In less than a month since the onset of monsoon this year, from June 24 to July 10, over 41 landslides, 29 flash floods, and one cloud burst have occurred so far in Himachal Pradesh, with relentless rains pounding the hill State and leaving behind a trail of destruction. At least 80 people have lost their lives in the rain-related incidents. This has yet again triggered a debate over whether the ongoing ‘fury of nature’ is a manmade disaster inevitably visited upon the Himalayan region.
Incessant rains have caused havoc in several parts of Himachal Pradesh resulting in the loss of human lives and livestock, damage to several roads, National Highways, vehicles, and residential and commercial buildings, with hundreds left stranded, and losses estimated at crores of rupees.
Studies and experts have repeatedly suggested that landslides, cloud bursts, flash floods, avalanches, and droughts are hazards of immediate concern in Himachal Pradesh. The focus of government agencies and policymakers should be on prevention rather than management, they point out.
Manshi Asher, an environmentalist associated with the Himdhara Environment Research and Action Collective, an advocacy and research group working on issues of environmental justice and forest rights in the Himalayan region, said the flash floods in Himachal Pradesh had been evidently triggered by excess rainfall but they had also been “intensified” by muck and debris dumped along streams and rivers, apart from the land- and mud slides that came with the downpour.
“These are directly or indirectly caused due to land use change, erosion caused by deforestation, and slopes destabilised by construction. Building along the river bed in floodplains blocks the path of the river in spate and is harmful. But it’s the excavation, tree felling and digging of slopes for roads, highways, buildings and dams that causes landslides which in turn lead to flash floods, causing damage downstream,” Ms. Asher said.
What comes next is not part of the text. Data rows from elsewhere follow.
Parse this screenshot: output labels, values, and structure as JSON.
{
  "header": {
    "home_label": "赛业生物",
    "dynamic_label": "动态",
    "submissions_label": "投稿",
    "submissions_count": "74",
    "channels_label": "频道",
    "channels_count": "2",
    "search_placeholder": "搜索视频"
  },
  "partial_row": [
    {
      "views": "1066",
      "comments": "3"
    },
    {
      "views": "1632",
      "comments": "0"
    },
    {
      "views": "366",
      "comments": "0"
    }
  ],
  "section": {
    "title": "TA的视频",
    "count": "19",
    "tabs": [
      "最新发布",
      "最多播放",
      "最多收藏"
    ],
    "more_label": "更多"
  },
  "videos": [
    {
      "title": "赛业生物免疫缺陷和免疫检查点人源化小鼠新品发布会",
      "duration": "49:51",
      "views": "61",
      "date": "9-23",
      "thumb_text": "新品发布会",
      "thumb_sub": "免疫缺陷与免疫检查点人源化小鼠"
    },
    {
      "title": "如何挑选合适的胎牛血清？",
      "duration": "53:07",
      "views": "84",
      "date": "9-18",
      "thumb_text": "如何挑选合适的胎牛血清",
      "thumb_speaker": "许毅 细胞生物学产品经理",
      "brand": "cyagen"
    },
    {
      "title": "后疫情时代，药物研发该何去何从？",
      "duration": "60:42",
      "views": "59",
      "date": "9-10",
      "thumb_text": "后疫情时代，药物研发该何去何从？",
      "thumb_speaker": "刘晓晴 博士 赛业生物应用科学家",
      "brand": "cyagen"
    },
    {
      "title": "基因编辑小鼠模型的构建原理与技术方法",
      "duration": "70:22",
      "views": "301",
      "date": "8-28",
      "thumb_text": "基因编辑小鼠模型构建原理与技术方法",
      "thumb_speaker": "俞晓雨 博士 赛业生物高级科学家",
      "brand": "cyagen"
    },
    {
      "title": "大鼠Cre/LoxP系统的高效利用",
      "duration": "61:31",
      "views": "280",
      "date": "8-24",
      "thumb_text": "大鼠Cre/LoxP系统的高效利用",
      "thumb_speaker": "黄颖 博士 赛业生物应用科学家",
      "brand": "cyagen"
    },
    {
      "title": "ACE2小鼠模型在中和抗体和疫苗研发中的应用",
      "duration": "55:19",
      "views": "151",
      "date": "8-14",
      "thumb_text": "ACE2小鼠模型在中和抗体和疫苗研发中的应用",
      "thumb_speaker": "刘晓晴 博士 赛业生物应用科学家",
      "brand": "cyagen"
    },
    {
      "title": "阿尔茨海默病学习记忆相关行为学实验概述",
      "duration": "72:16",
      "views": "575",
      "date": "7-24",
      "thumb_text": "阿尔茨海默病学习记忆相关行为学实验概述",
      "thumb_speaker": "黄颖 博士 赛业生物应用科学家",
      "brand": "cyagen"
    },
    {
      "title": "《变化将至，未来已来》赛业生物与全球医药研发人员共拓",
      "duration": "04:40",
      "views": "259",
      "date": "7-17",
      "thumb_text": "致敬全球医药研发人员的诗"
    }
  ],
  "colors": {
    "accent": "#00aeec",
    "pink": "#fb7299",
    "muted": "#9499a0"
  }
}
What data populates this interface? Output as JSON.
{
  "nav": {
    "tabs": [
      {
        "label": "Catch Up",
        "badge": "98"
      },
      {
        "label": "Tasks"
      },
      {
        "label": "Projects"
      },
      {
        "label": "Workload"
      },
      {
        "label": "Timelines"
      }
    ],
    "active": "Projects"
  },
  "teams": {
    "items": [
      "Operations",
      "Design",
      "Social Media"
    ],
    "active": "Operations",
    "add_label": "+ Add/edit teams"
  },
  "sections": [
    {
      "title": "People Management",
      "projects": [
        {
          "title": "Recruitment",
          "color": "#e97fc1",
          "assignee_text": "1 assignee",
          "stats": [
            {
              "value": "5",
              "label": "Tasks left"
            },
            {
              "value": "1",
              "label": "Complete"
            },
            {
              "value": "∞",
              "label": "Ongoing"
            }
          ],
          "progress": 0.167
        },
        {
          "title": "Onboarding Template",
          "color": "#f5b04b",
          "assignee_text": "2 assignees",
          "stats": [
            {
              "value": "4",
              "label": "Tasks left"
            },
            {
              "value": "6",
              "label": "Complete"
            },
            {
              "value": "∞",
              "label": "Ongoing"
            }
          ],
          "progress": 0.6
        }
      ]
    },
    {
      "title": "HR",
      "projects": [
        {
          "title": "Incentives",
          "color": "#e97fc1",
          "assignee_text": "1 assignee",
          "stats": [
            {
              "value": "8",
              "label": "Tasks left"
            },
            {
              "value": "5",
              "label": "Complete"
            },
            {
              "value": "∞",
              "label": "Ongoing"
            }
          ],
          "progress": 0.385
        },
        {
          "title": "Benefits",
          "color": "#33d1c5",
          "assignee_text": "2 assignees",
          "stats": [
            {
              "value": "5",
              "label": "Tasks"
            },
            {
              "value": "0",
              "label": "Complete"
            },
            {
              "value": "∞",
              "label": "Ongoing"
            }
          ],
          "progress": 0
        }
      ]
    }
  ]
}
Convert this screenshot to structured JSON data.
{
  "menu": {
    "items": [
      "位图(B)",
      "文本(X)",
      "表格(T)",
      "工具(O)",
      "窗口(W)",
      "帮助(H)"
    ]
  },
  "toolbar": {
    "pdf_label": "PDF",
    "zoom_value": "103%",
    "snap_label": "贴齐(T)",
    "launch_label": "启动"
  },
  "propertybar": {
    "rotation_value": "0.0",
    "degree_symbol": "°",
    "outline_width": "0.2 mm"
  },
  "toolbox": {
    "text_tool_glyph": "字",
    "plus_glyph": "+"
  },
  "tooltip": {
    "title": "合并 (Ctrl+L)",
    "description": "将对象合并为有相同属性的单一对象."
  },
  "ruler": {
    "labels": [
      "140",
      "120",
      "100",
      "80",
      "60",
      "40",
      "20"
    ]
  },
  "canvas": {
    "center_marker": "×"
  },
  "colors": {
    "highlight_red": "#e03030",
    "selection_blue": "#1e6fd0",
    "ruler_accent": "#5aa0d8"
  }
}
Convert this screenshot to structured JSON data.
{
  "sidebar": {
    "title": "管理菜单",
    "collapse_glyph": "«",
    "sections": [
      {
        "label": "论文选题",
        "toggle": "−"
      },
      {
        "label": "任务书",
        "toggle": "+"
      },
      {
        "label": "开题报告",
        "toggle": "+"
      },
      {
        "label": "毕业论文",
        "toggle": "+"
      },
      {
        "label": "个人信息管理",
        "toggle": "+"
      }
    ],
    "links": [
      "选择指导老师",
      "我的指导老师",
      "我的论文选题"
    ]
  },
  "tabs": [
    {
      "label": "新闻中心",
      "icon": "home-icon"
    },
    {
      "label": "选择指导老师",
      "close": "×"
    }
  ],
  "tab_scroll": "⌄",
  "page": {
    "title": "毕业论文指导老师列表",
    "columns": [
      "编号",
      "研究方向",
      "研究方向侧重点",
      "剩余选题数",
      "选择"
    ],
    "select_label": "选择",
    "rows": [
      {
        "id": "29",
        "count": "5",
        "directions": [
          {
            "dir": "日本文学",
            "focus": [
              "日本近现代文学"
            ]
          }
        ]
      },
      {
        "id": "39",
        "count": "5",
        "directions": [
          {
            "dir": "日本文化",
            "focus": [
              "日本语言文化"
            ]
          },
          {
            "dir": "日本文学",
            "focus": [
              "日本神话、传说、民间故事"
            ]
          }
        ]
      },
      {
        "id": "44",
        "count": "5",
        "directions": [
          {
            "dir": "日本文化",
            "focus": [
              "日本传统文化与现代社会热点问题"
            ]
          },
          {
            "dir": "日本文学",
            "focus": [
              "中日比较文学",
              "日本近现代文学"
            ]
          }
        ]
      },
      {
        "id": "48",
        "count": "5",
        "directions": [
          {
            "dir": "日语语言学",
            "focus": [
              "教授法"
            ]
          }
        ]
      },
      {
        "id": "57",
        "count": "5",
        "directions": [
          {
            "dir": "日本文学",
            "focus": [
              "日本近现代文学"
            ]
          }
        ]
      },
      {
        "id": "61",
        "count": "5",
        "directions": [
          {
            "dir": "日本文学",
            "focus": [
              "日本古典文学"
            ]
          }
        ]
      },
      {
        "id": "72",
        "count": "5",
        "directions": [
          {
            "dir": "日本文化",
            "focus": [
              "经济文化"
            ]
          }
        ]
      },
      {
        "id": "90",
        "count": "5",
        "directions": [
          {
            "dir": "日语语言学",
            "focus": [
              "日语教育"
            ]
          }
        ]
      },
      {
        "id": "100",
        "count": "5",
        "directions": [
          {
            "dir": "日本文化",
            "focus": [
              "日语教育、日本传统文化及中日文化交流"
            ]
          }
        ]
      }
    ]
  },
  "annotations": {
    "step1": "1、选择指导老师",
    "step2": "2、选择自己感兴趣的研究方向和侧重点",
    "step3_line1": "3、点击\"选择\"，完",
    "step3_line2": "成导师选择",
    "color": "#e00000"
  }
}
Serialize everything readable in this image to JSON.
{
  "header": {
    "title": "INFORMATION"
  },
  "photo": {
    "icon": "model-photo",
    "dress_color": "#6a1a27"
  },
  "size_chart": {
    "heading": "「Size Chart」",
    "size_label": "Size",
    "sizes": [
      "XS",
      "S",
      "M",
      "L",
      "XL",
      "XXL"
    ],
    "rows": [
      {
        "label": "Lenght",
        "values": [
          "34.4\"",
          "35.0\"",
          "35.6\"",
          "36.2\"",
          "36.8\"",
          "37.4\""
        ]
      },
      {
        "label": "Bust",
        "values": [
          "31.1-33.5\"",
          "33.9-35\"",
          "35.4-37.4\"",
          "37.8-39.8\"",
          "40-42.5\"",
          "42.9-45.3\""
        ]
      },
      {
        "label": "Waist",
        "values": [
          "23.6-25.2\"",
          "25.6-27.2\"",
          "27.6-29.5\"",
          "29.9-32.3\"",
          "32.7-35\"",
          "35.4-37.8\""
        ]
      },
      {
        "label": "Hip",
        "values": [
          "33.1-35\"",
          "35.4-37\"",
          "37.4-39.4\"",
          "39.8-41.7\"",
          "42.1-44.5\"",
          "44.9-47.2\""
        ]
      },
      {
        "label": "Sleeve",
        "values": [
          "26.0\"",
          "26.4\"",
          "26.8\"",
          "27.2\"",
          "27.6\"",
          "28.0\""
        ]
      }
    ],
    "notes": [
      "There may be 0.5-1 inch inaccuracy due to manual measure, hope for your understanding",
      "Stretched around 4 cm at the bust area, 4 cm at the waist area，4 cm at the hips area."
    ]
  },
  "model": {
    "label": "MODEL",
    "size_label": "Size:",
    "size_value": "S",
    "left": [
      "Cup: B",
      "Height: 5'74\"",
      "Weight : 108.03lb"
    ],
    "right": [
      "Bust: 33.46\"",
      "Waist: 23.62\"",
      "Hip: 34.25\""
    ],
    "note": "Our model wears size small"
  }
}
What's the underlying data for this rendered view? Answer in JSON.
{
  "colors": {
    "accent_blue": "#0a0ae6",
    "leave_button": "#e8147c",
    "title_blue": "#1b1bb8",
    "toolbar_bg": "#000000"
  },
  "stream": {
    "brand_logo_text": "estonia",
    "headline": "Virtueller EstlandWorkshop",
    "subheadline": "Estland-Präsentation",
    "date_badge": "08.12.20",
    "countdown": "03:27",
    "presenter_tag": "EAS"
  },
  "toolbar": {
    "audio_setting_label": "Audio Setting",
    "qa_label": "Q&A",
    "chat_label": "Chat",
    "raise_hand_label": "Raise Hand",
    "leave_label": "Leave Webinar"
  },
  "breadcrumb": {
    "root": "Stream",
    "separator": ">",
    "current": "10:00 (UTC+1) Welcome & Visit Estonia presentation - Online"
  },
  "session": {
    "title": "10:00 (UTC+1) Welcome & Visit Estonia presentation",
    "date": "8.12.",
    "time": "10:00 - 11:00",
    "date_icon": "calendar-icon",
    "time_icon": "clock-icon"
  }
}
“Prevention calls for a policy overhaul and strengthening of regulatory measures on the part of the government. What we have seen in the last decade-and-a-half is mega infrastructure-led growth and easing of environmental norms,” she added.
Himachal Pradesh’s State of the Environment Report, released in 2022 by the Department of Environment, Science and Technology, points out that mountain areas are highly vulnerable to natural disasters, and development over the years has compounded the problem by upsetting the natural balance of various physical processes. The reports added that the increased pressure on the mountain environment has contributed in some measure to environmental problems such as landslides, land subsidence, removal of vegetation and soil erosion. According to one estimate, about 58.36% of land is subjected to intense soil erosion, most of which is located in the Himalayas, and Himachal Pradesh, which forms part of the Western Himalayas, is environmentally fragile and ecologically vulnerable, it said.
According to the State’s 2015 Landslide Hazard Risk Assessment, the hilly areas of Himachal Pradesh are vulnerable to landslides due to geological, meteorological and anthropogenic factors. The hydro-meteorological conditions and fragile structural fabric of the geological strata of Himachal Pradesh increase the possibility of landslides. Anthropogenic factors such as removal of vegetation cover, and overloading of slopes also contribute to a great extent. Development activities, including the construction of roads, tunnels, and excavation for hydro projects have further accentuated the problem, it added.
Naresh Chauhan, Principal Advisor to the Chief Minister of Himachal Pradesh, said that the current spell of rains was unprecedented, and while there’s no control over a natural calamity, there’s a need to ensure that debris and muck are not thrown into rivers or rivulets during the construction of roads, projects or dwellings. Also, construction near rivers needs to be regulated in a manner that unfortunate incidents could be averted, he added.